--- What to do ---
Without altering a single word, repeat the records that follow.

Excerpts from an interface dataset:
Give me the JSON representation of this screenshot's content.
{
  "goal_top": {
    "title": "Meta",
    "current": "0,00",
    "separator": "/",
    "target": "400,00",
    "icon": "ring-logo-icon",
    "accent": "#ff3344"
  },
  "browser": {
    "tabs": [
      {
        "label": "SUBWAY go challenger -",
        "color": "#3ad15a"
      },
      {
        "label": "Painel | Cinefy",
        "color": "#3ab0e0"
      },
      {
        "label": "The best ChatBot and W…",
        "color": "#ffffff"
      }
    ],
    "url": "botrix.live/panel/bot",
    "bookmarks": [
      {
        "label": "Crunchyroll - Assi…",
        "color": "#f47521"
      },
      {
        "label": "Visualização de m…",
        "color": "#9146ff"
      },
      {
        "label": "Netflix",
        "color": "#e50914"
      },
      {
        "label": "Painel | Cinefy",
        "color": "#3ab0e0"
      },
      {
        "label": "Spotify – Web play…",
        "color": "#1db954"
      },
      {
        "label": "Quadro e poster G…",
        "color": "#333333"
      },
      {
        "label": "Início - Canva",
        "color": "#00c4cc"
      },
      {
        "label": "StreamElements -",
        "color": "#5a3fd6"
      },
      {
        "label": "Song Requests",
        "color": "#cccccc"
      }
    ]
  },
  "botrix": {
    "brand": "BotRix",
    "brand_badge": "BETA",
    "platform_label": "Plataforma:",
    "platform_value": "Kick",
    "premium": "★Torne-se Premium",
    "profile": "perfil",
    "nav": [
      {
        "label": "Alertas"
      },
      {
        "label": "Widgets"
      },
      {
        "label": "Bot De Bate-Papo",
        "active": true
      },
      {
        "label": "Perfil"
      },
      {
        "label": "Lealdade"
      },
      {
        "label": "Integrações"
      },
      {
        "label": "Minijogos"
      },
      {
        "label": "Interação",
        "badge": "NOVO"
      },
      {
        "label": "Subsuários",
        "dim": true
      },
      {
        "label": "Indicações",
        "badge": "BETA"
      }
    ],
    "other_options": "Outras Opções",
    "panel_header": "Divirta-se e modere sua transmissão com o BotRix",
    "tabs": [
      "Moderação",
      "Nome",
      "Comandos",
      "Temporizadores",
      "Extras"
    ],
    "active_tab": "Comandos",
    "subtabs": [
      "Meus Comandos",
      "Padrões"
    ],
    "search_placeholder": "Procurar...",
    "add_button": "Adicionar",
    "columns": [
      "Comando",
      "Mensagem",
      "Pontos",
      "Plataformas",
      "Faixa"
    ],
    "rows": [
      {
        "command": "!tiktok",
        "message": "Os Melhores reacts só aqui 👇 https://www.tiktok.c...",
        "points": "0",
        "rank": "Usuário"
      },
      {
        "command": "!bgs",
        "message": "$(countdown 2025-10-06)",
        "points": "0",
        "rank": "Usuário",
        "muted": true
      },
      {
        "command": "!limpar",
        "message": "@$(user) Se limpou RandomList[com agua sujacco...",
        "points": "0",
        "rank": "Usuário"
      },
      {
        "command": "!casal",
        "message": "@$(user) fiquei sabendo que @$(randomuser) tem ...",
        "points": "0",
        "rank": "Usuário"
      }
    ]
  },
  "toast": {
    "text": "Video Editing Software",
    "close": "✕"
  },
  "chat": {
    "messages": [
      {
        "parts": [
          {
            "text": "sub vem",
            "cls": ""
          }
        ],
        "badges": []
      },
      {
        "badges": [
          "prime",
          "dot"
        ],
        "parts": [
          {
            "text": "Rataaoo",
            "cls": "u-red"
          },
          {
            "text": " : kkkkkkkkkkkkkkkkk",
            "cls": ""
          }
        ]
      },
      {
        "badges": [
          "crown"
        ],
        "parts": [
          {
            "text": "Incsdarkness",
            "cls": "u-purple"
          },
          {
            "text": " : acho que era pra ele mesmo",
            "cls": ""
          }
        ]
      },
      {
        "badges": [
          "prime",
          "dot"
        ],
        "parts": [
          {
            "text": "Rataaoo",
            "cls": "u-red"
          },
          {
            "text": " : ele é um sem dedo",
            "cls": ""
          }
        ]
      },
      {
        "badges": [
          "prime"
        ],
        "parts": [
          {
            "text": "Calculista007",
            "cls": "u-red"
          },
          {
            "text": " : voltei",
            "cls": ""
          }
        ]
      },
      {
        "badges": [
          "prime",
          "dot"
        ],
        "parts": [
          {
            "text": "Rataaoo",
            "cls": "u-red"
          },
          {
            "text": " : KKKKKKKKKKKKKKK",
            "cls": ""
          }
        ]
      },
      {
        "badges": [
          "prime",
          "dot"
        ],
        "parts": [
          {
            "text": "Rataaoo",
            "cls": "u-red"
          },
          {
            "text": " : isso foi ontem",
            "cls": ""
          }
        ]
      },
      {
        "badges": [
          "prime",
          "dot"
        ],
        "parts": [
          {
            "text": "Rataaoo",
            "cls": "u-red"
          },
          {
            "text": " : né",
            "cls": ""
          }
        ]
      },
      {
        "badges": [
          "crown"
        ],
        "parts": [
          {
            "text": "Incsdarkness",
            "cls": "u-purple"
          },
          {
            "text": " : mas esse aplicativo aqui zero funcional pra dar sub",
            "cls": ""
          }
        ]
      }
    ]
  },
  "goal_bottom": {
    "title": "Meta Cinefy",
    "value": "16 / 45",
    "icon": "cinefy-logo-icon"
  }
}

--- Expected answer ---
Give me the JSON representation of this screenshot's content.
{
  "goal_top": {
    "title": "Meta",
    "current": "0,00",
    "separator": "/",
    "target": "400,00",
    "icon": "ring-logo-icon",
    "accent": "#ff3344"
  },
  "browser": {
    "tabs": [
      {
        "label": "SUBWAY go challenger -",
        "color": "#3ad15a"
      },
      {
        "label": "Painel | Cinefy",
        "color": "#3ab0e0"
      },
      {
        "label": "The best ChatBot and W…",
        "color": "#ffffff"
      }
    ],
    "url": "botrix.live/panel/bot",
    "bookmarks": [
      {
        "label": "Crunchyroll - Assi…",
        "color": "#f47521"
      },
      {
        "label": "Visualização de m…",
        "color": "#9146ff"
      },
      {
        "label": "Netflix",
        "color": "#e50914"
      },
      {
        "label": "Painel | Cinefy",
        "color": "#3ab0e0"
      },
      {
        "label": "Spotify – Web play…",
        "color": "#1db954"
      },
      {
        "label": "Quadro e poster G…",
        "color": "#333333"
      },
      {
        "label": "Início - Canva",
        "color": "#00c4cc"
      },
      {
        "label": "StreamElements -",
        "color": "#5a3fd6"
      },
      {
        "label": "Song Requests",
        "color": "#cccccc"
      }
    ]
  },
  "botrix": {
    "brand": "BotRix",
    "brand_badge": "BETA",
    "platform_label": "Plataforma:",
    "platform_value": "Kick",
    "premium": "★Torne-se Premium",
    "profile": "perfil",
    "nav": [
      {
        "label": "Alertas"
      },
      {
        "label": "Widgets"
      },
      {
        "label": "Bot De Bate-Papo",
        "active": true
      },
      {
        "label": "Perfil"
      },
      {
        "label": "Lealdade"
      },
      {
        "label": "Integrações"
      },
      {
        "label": "Minijogos"
      },
      {
        "label": "Interação",
        "badge": "NOVO"
      },
      {
        "label": "Subsuários",
        "dim": true
      },
      {
        "label": "Indicações",
        "badge": "BETA"
      }
    ],
    "other_options": "Outras Opções",
    "panel_header": "Divirta-se e modere sua transmissão com o BotRix",
    "tabs": [
      "Moderação",
      "Nome",
      "Comandos",
      "Temporizadores",
      "Extras"
    ],
    "active_tab": "Comandos",
    "subtabs": [
      "Meus Comandos",
      "Padrões"
    ],
    "search_placeholder": "Procurar...",
    "add_button": "Adicionar",
    "columns": [
      "Comando",
      "Mensagem",
      "Pontos",
      "Plataformas",
      "Faixa"
    ],
    "rows": [
      {
        "command": "!tiktok",
        "message": "Os Melhores reacts só aqui 👇 https://www.tiktok.c...",
        "points": "0",
        "rank": "Usuário"
      },
      {
        "command": "!bgs",
        "message": "$(countdown 2025-10-06)",
        "points": "0",
        "rank": "Usuário",
        "muted": true
      },
      {
        "command": "!limpar",
        "message": "@$(user) Se limpou RandomList[com agua sujacco...",
        "points": "0",
        "rank": "Usuário"
      },
      {
        "command": "!casal",
        "message": "@$(user) fiquei sabendo que @$(randomuser) tem ...",
        "points": "0",
        "rank": "Usuário"
      }
    ]
  },
  "toast": {
    "text": "Video Editing Software",
    "close": "✕"
  },
  "chat": {
    "messages": [
      {
        "parts": [
          {
            "text": "sub vem",
            "cls": ""
          }
        ],
        "badges": []
      },
      {
        "badges": [
          "prime",
          "dot"
        ],
        "parts": [
          {
            "text": "Rataaoo",
            "cls": "u-red"
          },
          {
            "text": " : kkkkkkkkkkkkkkkkk",
            "cls": ""
          }
        ]
      },
      {
        "badges": [
          "crown"
        ],
        "parts": [
          {
            "text": "Incsdarkness",
            "cls": "u-purple"
          },
          {
            "text": " : acho que era pra ele mesmo",
            "cls": ""
          }
        ]
      },
      {
        "badges": [
          "prime",
          "dot"
        ],
        "parts": [
          {
            "text": "Rataaoo",
            "cls": "u-red"
          },
          {
            "text": " : ele é um sem dedo",
            "cls": ""
          }
        ]
      },
      {
        "badges": [
          "prime"
        ],
        "parts": [
          {
            "text": "Calculista007",
            "cls": "u-red"
          },
          {
            "text": " : voltei",
            "cls": ""
          }
        ]
      },
      {
        "badges": [
          "prime",
          "dot"
        ],
        "parts": [
          {
            "text": "Rataaoo",
            "cls": "u-red"
          },
          {
            "text": " : KKKKKKKKKKKKKKK",
            "cls": ""
          }
        ]
      },
      {
        "badges": [
          "prime",
          "dot"
        ],
        "parts": [
          {
            "text": "Rataaoo",
            "cls": "u-red"
          },
          {
            "text": " : isso foi ontem",
            "cls": ""
          }
        ]
      },
      {
        "badges": [
          "prime",
          "dot"
        ],
        "parts": [
          {
            "text": "Rataaoo",
            "cls": "u-red"
          },
          {
            "text": " : né",
            "cls": ""
          }
        ]
      },
      {
        "badges": [
          "crown"
        ],
        "parts": [
          {
            "text": "Incsdarkness",
            "cls": "u-purple"
          },
          {
            "text": " : mas esse aplicativo aqui zero funcional pra dar sub",
            "cls": ""
          }
        ]
      }
    ]
  },
  "goal_bottom": {
    "title": "Meta Cinefy",
    "value": "16 / 45",
    "icon": "cinefy-logo-icon"
  }
}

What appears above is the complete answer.